While you can drive around the island or rent scooters, I don’t recommend it. It isn’t very practical if you ask me. You end up spending more time putting things in and out of your vehicle and you don’t really get to enjoy the island. While I haven’t actually tried it, it is what I observed. If you are staying on the island, it is a convenient way to get to the island and to your place of stay, however do make sure you have a parking space available. For those staying at the Bennese House, there is parking for guests but you’ll end up walking the rest of the time or taking the free shuttle provided for guests. I will always be an advocate of walking as you can see a lot more. Unless you are out in the countryside trying to get from place to place, I don’t really recommend driving and while a bicycle is great, being a hobbyist photographer, I preferred to be on my feet so that I could enjoy taking lots of photos.

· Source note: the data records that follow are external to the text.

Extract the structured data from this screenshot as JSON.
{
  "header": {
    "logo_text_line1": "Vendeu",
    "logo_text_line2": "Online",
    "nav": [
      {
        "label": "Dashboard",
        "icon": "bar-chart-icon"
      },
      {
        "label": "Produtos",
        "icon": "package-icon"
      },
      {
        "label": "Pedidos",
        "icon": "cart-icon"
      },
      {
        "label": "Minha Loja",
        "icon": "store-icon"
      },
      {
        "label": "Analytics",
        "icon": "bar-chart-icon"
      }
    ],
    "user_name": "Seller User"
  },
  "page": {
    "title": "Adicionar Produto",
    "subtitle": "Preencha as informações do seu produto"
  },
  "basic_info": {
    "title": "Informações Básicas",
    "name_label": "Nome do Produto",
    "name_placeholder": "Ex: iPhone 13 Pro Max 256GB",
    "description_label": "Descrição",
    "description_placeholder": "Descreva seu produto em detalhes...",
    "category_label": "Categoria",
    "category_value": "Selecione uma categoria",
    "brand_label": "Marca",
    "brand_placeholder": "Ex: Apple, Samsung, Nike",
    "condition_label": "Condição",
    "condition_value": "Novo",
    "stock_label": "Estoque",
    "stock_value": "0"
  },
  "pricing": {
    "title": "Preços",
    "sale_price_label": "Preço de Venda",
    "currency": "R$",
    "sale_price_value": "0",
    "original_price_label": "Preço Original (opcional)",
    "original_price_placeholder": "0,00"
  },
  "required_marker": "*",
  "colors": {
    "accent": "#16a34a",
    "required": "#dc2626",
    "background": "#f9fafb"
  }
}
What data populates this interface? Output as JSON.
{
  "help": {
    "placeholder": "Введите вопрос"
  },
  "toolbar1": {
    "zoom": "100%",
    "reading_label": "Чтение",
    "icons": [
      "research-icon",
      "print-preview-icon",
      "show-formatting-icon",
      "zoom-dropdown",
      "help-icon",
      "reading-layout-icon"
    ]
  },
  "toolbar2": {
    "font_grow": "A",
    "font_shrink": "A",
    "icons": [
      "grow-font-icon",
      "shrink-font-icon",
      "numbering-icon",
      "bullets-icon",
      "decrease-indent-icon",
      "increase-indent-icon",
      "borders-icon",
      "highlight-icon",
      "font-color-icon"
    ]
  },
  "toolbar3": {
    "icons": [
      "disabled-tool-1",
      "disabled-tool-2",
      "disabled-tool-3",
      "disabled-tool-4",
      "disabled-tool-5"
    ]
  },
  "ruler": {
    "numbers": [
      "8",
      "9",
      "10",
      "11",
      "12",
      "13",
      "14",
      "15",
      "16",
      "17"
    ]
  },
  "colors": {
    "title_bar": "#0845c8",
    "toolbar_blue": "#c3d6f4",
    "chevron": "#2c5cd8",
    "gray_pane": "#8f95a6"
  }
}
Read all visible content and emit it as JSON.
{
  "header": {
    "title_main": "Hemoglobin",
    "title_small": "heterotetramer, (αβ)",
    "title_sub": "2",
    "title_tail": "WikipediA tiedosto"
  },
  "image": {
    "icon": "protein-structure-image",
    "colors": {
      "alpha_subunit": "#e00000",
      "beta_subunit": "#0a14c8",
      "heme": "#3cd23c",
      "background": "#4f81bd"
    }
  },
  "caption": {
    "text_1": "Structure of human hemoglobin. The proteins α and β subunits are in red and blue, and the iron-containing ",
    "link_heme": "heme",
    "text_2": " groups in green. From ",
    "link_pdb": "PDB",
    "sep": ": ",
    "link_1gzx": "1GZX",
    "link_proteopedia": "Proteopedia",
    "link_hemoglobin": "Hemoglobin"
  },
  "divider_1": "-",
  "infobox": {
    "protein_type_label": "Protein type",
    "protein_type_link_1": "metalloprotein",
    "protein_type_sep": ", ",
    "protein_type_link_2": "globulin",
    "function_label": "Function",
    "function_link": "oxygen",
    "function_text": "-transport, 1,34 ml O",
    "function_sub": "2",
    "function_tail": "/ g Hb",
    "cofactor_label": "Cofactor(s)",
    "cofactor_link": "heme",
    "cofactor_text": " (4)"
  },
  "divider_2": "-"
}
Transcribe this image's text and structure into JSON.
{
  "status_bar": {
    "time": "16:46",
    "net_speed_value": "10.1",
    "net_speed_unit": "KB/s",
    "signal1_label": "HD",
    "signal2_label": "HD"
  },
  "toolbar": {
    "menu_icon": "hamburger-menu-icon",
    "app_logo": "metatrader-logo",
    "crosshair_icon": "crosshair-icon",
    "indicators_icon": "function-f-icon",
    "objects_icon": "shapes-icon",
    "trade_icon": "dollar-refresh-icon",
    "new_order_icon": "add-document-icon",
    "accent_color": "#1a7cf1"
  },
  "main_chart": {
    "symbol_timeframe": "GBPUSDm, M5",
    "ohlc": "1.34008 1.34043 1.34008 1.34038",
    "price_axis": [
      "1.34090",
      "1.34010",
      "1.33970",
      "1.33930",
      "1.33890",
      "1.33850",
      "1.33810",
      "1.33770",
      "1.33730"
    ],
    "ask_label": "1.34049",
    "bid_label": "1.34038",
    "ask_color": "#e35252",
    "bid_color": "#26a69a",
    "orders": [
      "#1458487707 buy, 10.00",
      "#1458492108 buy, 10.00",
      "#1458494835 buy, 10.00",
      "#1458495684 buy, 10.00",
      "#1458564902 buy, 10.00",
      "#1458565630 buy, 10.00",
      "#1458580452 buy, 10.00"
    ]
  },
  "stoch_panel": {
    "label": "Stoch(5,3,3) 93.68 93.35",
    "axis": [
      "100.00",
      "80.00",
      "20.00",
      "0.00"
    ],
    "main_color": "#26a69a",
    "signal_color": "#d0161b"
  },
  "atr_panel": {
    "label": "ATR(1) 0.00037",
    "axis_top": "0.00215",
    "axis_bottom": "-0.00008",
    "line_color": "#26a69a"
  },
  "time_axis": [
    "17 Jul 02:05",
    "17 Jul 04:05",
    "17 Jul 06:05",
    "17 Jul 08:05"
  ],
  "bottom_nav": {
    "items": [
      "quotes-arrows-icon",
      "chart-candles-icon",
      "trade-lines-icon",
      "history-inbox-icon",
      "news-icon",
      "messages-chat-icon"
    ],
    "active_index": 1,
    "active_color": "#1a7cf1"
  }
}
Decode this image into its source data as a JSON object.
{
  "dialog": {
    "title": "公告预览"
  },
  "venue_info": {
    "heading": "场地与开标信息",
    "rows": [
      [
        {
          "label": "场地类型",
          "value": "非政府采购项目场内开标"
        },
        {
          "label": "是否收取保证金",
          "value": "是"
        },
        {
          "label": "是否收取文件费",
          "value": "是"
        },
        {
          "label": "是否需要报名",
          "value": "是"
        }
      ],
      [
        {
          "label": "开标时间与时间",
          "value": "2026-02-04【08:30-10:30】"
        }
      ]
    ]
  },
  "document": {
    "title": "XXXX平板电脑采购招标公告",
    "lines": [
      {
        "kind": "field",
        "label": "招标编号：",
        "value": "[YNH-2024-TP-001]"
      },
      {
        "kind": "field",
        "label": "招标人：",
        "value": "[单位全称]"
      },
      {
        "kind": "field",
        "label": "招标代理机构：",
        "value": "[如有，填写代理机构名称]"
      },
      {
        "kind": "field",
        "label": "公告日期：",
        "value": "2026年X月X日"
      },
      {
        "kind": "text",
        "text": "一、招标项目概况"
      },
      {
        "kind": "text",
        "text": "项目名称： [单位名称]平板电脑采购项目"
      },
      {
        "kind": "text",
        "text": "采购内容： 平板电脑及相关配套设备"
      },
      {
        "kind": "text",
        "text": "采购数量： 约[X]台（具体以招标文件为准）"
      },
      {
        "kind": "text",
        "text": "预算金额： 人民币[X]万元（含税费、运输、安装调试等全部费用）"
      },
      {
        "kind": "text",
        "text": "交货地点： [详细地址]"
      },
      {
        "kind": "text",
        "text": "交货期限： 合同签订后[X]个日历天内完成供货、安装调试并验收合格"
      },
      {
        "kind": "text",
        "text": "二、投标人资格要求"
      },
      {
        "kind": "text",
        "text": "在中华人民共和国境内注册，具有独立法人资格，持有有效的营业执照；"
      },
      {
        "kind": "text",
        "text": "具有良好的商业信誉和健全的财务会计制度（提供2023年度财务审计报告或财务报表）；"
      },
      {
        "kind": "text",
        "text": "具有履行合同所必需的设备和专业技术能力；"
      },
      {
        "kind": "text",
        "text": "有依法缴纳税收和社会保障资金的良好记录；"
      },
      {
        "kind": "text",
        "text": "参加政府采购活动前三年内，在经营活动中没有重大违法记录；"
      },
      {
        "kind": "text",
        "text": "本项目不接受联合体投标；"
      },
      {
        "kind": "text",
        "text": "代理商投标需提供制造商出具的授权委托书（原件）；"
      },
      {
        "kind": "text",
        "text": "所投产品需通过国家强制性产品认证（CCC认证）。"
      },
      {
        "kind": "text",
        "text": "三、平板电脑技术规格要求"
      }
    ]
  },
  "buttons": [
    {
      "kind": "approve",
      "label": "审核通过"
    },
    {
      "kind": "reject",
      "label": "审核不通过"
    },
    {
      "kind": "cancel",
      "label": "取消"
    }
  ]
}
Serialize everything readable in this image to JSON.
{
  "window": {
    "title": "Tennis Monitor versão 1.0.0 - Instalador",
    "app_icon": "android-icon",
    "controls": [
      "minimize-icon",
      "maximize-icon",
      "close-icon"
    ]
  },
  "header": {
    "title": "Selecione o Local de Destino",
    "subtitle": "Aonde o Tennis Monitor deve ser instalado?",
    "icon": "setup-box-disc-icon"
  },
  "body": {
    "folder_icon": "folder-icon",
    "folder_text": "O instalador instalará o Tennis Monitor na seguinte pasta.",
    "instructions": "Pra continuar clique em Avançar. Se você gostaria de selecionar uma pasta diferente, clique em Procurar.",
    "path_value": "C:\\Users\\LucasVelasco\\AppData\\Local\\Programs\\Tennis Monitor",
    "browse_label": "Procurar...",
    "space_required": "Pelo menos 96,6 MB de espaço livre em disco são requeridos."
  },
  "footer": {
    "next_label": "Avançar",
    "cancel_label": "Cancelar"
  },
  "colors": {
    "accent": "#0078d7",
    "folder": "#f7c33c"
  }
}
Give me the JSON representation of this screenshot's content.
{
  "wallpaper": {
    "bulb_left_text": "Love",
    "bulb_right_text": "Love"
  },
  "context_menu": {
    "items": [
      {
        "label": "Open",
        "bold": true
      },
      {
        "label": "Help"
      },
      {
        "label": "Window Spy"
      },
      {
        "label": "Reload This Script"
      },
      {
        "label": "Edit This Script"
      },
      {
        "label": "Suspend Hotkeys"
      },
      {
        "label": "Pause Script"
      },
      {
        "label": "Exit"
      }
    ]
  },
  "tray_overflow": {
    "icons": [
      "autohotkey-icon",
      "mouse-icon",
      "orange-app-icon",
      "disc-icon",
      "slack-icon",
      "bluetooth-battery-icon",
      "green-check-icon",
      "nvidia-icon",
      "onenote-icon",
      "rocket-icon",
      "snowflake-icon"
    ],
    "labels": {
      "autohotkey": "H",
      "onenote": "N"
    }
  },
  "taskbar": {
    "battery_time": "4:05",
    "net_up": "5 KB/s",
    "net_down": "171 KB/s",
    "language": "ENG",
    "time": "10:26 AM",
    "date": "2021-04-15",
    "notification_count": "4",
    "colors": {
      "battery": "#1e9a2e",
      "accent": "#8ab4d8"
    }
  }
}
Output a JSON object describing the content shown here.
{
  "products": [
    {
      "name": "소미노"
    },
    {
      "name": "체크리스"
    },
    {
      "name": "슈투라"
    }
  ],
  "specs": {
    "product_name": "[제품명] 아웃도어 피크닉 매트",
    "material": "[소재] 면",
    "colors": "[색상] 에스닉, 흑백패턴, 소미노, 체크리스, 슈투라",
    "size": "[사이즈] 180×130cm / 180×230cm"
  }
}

If I was on a bike, I wouldn’t have been able to do that, but that is just a personal preference. Do what you like but taking your time to see things is the best way to get around the island.
Naoshima (Transportation) is part of a series of posts on the Setouchi Triennale. Follow the links below to read more about the different aspects of the Setouchi Triennale.
- Dru’s Great Setouchi Triennale 2013 Misadventure
- EAT&ART TARO on Shamijima
- Food of Inujima
- Teshima – Kou and Ieura
- Teshima – Karato
- Eating on Teshima
- Ogijima (Part I)
- Ogijima (Part II)
- ONBA CAFE
- Naoshima (Benesse Art Site)
- Naoshima (Honmura & Miyanoura)
- Takamatsu Revisited
- Takamatsu (Setouchi Triennale Edition)
- Ferries in the Setouchi Triennale
Naoshima (Transportation) is also part of a series on Naoshima. Follow the links below to read more.